## AVAILABLE RECORDS
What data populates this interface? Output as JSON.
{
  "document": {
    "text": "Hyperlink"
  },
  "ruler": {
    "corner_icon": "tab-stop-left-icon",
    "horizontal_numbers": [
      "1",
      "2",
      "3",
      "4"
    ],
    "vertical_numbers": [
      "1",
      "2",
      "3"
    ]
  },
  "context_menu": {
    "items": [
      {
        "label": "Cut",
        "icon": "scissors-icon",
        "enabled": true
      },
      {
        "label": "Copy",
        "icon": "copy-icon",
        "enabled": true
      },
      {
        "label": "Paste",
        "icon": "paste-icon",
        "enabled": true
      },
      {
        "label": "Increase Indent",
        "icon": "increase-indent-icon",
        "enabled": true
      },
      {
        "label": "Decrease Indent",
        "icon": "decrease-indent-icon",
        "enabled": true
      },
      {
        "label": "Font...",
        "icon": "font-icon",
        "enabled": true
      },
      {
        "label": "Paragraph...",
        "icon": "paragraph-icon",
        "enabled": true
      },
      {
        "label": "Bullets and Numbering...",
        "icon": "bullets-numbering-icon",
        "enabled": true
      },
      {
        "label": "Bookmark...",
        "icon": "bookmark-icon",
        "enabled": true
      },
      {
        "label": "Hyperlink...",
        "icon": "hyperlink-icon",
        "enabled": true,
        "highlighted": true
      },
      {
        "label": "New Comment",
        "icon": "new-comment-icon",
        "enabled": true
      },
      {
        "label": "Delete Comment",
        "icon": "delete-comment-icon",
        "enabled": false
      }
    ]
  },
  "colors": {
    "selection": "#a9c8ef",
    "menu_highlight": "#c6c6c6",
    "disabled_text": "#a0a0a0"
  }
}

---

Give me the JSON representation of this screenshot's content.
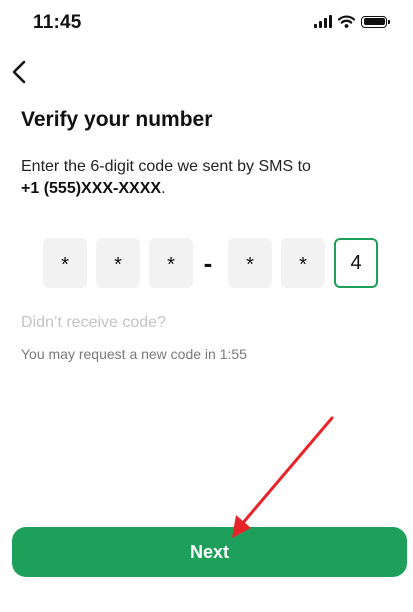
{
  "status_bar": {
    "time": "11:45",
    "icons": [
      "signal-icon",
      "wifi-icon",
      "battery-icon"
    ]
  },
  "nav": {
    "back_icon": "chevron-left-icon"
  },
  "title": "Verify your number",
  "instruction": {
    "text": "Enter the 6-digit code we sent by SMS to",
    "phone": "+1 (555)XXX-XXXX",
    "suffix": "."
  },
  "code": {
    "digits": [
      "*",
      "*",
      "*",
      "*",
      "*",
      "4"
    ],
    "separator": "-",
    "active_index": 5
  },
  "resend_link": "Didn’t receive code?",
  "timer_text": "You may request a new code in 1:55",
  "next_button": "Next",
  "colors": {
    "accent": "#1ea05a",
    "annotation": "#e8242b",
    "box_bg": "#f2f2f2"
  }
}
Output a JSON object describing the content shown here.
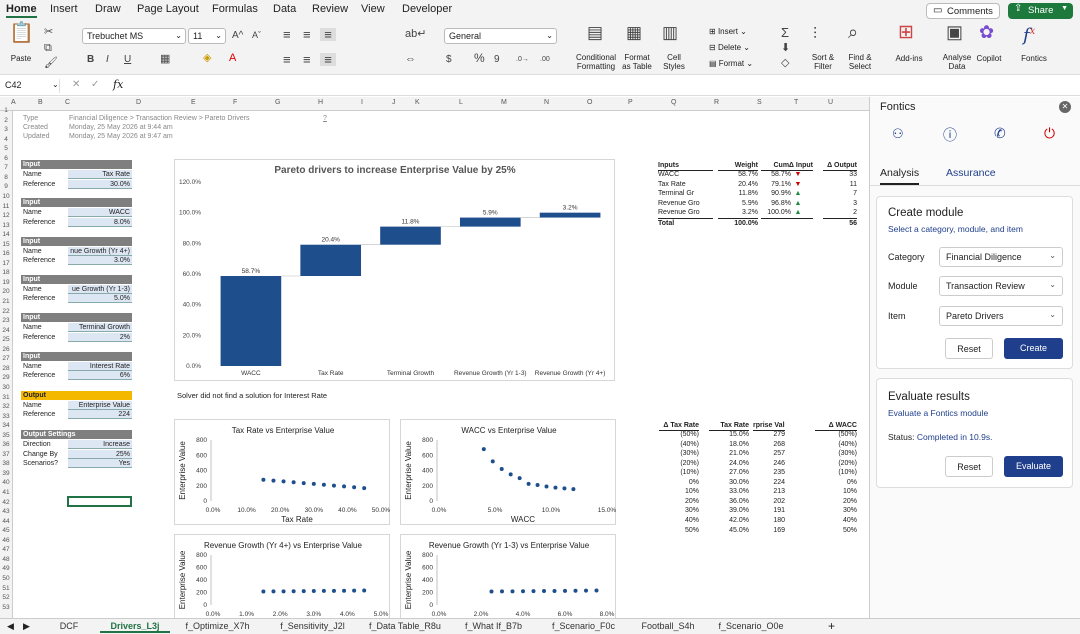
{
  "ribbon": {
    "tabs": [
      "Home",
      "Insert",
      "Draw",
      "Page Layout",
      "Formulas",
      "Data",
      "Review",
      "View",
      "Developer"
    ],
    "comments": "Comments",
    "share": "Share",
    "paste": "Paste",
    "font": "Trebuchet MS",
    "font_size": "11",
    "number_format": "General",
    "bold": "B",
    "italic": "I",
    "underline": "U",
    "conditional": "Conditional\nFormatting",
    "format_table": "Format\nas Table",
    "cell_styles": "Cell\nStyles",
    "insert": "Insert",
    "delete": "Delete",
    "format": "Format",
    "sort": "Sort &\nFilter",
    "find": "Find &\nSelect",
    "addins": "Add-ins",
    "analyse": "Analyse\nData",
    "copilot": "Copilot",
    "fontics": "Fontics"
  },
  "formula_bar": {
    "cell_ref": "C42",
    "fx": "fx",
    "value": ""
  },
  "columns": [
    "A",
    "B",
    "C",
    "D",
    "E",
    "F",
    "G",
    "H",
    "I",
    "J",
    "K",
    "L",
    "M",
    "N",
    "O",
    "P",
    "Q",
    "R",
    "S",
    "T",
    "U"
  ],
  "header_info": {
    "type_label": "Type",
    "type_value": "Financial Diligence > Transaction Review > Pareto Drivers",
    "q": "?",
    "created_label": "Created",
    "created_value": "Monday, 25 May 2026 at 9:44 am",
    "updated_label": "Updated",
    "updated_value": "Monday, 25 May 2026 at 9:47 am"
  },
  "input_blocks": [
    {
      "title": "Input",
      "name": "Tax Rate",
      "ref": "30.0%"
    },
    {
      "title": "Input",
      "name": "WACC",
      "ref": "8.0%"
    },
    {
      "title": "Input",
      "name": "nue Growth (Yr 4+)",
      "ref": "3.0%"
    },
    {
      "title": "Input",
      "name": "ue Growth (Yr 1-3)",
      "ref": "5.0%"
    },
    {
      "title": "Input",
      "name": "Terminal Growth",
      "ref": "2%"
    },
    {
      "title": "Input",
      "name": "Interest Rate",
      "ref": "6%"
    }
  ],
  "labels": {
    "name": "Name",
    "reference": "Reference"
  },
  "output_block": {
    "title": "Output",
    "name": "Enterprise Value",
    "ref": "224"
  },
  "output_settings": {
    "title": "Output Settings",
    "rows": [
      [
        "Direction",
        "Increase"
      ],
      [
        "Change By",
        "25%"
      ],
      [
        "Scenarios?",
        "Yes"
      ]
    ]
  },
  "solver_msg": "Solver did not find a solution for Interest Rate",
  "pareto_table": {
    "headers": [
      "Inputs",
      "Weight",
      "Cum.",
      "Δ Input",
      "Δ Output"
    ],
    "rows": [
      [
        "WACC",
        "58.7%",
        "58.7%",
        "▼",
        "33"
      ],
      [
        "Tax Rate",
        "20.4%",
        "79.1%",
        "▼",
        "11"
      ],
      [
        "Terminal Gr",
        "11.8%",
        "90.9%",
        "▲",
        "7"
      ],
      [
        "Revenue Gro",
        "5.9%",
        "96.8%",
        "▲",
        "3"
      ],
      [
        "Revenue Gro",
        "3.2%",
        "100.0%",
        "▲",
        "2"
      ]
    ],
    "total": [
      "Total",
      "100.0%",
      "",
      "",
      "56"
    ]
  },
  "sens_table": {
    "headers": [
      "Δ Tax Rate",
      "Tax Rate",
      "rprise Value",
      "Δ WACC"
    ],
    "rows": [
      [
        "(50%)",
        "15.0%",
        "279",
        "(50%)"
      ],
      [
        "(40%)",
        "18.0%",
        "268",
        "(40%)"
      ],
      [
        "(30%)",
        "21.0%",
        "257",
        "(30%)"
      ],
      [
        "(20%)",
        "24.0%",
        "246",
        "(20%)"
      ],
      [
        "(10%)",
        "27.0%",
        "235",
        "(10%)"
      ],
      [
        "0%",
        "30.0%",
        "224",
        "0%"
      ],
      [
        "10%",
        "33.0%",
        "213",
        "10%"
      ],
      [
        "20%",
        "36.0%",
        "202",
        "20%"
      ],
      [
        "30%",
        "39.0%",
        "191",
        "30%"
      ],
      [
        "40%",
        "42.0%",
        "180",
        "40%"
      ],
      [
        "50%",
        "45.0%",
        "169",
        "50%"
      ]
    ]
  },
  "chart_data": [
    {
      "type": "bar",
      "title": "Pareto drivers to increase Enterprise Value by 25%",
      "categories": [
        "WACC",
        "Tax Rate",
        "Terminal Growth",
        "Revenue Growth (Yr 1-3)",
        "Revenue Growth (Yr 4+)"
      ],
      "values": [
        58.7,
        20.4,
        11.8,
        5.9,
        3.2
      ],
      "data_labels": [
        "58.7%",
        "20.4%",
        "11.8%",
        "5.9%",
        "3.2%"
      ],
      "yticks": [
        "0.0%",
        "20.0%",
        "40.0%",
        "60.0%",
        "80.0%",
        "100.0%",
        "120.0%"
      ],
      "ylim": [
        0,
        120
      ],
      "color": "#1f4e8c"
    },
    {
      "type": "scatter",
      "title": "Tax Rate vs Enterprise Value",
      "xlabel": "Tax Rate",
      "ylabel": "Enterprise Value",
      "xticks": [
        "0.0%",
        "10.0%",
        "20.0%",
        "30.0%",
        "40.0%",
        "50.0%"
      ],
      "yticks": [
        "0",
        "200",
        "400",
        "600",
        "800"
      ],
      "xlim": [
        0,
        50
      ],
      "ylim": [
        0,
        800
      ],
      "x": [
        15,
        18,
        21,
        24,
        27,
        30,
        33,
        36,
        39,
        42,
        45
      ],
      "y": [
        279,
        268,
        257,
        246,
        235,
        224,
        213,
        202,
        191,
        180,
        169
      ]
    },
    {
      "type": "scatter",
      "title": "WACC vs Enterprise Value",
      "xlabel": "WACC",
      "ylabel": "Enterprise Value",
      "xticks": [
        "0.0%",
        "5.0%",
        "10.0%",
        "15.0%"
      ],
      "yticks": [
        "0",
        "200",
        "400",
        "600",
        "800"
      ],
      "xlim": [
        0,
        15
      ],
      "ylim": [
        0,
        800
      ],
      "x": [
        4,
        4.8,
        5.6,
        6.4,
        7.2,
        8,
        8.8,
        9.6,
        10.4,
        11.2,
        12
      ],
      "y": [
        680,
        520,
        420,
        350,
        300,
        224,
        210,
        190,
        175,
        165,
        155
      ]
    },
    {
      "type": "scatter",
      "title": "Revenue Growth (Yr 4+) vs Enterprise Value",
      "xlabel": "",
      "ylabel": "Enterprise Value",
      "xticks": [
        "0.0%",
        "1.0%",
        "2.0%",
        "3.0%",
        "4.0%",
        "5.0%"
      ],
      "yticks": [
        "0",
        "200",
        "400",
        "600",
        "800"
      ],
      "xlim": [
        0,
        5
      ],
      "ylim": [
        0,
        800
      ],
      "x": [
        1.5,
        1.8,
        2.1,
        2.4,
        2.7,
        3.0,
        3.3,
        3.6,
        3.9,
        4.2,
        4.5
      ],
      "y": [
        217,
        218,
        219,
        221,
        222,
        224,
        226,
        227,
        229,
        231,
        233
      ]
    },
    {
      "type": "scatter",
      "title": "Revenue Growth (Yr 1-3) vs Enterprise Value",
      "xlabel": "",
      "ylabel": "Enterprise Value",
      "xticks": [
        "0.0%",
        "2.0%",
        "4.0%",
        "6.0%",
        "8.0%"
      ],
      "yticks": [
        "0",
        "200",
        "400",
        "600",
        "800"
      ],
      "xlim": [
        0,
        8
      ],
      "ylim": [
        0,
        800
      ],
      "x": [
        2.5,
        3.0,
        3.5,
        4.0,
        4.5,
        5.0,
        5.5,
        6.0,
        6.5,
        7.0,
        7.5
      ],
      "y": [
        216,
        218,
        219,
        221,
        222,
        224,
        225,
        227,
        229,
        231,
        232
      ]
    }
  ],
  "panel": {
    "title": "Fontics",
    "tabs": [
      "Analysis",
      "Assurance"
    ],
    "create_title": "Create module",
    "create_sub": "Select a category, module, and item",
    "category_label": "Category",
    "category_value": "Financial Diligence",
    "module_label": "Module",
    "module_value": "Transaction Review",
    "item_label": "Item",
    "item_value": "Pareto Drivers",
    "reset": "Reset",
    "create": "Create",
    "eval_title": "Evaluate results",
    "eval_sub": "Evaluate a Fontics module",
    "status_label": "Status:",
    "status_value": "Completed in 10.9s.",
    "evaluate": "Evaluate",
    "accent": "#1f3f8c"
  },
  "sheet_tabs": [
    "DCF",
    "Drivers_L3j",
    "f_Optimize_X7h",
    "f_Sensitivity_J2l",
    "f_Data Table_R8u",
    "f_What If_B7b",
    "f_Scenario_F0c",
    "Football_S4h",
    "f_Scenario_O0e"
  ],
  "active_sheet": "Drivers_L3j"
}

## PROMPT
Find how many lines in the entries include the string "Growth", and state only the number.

## SOLVED EXERCISE
8